Aim: To develop the subject-specific knowledge of the teaching staff to ensure that all students receive a high quality academic education.

Background: The school was categorised as Outstanding by Ofsted in 2011 and consistently achieves strong examination results at A Level and GCSE. The school’s intake is diverse, serving both Durham City and a number of former mining villages. It was felt that detailed subject knowledge and stimulating teaching would afford the students, particularly those from deprived backgrounds, access to further education, better employment opportunities and instil greater self confidence. The school was inspected again in February 2015 and was again categorised as being Outstanding.


Year 1:

A new Continuing Professional Development (CPD) programme and a new school calendar were designed to maximise training opportunities. A target was to further increase results in all areas, with a particular focus upon disadvantaged pupils.

Contact was made with the Art, Geography, History, Mathematics and Music departments at Durham University and with key teachers in partnership schools. In addition, the relevant Local Authority Advisers were contacted.

Years 2 & 3:

A much greater emphasis was given to subject-specific training time for staff and the importance of subject leadership. Eight new staff appointments were made based upon a modified, subject-specific recruitment plan. Increased cultural opportunities were provided for disadvantaged students via Art, Geography, History, Maths and Music.

There was increased subject involvement in PTI training: five departments met, or were working towards, the PTI Mark and middle leaders of Art, History, Maths and Music have delivered training and designed Subject Days for the PTI.

A survey by middle leaders confirmed the disparity of practice between departments. A working group of three middle leaders was convened to design a set of expectations and protocols, which would govern the work of the leadership group in support of middle leaders and their departments. This resulted in the strengthening of middle leadership at the school, a strength identified by Ofsted as part of the school’s 2015 inspection.

Evidence: Exam results, inspection, subject-specific student questionnaires, lesson observation and work sampling.

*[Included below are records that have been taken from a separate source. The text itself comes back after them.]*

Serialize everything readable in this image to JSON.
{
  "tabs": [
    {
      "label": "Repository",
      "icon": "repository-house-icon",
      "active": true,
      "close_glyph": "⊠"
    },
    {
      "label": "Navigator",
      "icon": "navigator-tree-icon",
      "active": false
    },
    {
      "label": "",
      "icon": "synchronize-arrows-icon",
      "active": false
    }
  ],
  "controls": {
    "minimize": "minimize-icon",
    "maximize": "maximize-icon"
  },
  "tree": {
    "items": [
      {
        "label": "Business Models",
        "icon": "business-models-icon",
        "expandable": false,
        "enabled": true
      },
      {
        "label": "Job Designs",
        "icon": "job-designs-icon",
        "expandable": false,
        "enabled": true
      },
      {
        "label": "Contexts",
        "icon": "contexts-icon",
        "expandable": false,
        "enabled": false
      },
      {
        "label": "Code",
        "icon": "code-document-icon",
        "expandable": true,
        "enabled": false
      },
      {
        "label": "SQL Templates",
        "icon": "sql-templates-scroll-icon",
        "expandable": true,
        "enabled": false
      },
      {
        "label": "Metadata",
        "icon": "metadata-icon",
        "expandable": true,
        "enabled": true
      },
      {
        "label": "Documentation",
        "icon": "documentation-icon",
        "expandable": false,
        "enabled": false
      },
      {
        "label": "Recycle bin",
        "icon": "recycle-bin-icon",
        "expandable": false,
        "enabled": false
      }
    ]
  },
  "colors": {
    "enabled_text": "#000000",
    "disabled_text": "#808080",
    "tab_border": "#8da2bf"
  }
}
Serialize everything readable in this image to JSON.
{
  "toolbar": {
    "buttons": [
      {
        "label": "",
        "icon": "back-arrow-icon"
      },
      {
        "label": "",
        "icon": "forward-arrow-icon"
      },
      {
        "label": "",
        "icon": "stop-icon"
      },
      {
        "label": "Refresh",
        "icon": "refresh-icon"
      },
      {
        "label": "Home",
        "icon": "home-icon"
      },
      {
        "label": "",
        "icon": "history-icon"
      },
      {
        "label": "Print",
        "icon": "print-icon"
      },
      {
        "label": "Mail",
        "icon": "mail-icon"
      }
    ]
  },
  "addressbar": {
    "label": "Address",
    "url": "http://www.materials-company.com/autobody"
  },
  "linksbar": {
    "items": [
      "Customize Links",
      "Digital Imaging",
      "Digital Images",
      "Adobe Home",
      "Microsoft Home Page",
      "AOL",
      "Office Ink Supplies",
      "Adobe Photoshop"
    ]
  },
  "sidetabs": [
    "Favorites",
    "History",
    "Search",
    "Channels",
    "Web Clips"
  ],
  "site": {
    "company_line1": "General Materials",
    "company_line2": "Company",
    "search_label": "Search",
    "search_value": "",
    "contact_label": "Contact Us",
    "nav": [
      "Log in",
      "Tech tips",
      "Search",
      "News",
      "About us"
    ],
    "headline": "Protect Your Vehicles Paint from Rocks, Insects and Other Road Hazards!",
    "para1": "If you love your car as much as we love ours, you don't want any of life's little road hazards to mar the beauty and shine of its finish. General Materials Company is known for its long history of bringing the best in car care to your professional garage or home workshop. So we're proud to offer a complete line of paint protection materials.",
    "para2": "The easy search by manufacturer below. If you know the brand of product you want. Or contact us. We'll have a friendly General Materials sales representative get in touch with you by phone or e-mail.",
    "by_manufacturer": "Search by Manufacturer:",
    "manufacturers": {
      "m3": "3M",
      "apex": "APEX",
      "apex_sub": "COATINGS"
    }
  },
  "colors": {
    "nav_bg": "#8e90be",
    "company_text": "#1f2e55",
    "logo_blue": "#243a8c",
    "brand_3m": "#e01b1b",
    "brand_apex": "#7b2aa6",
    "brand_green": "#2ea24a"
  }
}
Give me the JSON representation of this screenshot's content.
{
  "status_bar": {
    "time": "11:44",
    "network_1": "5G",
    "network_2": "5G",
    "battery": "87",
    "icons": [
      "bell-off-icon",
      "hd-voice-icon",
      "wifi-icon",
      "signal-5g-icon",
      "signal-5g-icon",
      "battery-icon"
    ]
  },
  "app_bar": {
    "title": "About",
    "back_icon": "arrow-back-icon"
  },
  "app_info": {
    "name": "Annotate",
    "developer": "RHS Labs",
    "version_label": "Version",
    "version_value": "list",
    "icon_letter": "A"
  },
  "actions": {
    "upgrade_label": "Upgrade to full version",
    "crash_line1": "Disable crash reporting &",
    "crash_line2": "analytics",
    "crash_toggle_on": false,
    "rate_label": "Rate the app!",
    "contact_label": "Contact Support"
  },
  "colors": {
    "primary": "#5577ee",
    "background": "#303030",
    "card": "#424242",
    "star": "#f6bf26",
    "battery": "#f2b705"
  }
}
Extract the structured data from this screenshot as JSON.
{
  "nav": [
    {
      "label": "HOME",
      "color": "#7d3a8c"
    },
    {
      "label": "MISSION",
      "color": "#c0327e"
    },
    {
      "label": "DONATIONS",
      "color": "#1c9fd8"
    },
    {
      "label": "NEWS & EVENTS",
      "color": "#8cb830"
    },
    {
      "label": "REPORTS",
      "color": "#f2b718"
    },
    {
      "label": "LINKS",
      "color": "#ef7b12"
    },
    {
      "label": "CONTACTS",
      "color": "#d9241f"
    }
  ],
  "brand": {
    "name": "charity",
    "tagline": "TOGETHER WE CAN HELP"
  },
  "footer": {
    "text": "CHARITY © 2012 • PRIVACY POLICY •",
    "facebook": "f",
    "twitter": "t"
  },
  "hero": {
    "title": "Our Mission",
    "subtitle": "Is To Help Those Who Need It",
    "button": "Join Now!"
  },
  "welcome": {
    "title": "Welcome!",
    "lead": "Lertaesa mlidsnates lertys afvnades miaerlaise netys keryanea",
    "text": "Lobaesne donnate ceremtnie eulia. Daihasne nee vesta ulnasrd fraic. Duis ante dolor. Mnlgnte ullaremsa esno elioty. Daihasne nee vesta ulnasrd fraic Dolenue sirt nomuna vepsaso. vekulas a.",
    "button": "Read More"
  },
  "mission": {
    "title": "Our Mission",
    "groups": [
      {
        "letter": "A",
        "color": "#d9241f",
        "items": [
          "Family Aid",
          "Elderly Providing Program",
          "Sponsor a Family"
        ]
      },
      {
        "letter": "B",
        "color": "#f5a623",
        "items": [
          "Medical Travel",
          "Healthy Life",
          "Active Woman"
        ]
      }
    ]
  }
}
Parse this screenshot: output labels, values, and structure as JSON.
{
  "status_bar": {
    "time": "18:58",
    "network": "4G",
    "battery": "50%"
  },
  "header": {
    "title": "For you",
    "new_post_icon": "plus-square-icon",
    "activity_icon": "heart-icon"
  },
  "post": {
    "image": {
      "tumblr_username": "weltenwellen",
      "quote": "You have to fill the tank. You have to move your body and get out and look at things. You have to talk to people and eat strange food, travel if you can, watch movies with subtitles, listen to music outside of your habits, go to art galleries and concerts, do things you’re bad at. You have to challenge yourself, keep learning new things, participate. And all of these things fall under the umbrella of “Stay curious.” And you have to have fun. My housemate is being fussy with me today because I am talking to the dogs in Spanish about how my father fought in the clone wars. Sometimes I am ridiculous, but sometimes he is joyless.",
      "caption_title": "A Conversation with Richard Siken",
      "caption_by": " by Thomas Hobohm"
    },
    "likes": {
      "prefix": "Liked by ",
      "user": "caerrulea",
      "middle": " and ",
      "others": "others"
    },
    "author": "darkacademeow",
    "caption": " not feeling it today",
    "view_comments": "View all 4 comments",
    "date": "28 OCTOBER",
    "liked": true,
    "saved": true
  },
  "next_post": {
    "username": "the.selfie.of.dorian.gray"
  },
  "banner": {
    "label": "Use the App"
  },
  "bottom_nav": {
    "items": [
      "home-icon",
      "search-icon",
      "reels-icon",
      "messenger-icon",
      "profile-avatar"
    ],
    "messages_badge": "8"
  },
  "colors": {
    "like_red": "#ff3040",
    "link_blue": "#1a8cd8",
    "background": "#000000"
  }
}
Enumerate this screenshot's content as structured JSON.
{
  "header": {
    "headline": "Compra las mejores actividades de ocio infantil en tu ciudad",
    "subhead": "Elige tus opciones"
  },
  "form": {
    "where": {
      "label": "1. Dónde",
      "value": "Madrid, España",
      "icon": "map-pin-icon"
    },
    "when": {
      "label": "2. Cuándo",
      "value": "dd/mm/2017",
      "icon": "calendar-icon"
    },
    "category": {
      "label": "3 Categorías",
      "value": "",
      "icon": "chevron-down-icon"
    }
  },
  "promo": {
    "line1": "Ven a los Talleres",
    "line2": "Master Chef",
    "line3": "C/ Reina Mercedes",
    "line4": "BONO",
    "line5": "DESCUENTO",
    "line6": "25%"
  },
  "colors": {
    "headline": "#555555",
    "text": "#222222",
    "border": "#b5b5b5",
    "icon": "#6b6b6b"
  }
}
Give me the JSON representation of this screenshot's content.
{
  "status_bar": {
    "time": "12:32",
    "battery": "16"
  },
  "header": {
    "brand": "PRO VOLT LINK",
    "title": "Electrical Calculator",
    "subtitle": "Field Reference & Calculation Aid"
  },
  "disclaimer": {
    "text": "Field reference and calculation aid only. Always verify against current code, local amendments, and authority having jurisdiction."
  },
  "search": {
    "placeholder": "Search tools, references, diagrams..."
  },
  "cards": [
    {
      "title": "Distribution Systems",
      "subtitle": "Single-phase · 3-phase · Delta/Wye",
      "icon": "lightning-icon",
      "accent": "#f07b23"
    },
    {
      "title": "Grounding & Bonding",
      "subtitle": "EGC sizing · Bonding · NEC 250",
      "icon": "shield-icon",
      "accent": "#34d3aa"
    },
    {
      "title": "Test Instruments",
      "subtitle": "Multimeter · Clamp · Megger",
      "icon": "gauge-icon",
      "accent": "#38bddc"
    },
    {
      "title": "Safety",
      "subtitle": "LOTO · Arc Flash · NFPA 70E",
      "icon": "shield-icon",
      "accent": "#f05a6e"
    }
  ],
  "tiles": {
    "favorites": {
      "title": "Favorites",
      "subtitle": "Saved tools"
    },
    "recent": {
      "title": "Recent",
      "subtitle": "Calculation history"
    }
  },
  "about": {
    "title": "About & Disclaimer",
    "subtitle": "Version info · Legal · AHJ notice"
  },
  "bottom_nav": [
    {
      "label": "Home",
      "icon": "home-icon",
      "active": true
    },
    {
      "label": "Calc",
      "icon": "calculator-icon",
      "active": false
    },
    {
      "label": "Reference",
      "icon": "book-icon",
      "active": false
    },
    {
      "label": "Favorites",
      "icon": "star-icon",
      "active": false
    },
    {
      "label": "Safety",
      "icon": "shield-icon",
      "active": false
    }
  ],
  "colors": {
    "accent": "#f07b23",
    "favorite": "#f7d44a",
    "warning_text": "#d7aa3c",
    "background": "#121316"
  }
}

Impact: Subject- specific CPD has proved successful and good subject specialists have been recruited. Key departments have also performed very well academically. The biggest challenge was trying to introduce and sustain a large project whilst avoiding generalisations and maintaining nuance; we wanted to avoid a ‘one size fits all’ approach.

Reflections: Providing more time for subject specialists to work together is pivotal, and imposing generic, whole-school systems on departments should be avoided. There were difficulties in classifying ‘disadvantaged’ students; with such a broad term, some of the initial assumptions were, retrospectively, quite inaccurate.

Contact: Andrew O’Sullivan,a.o’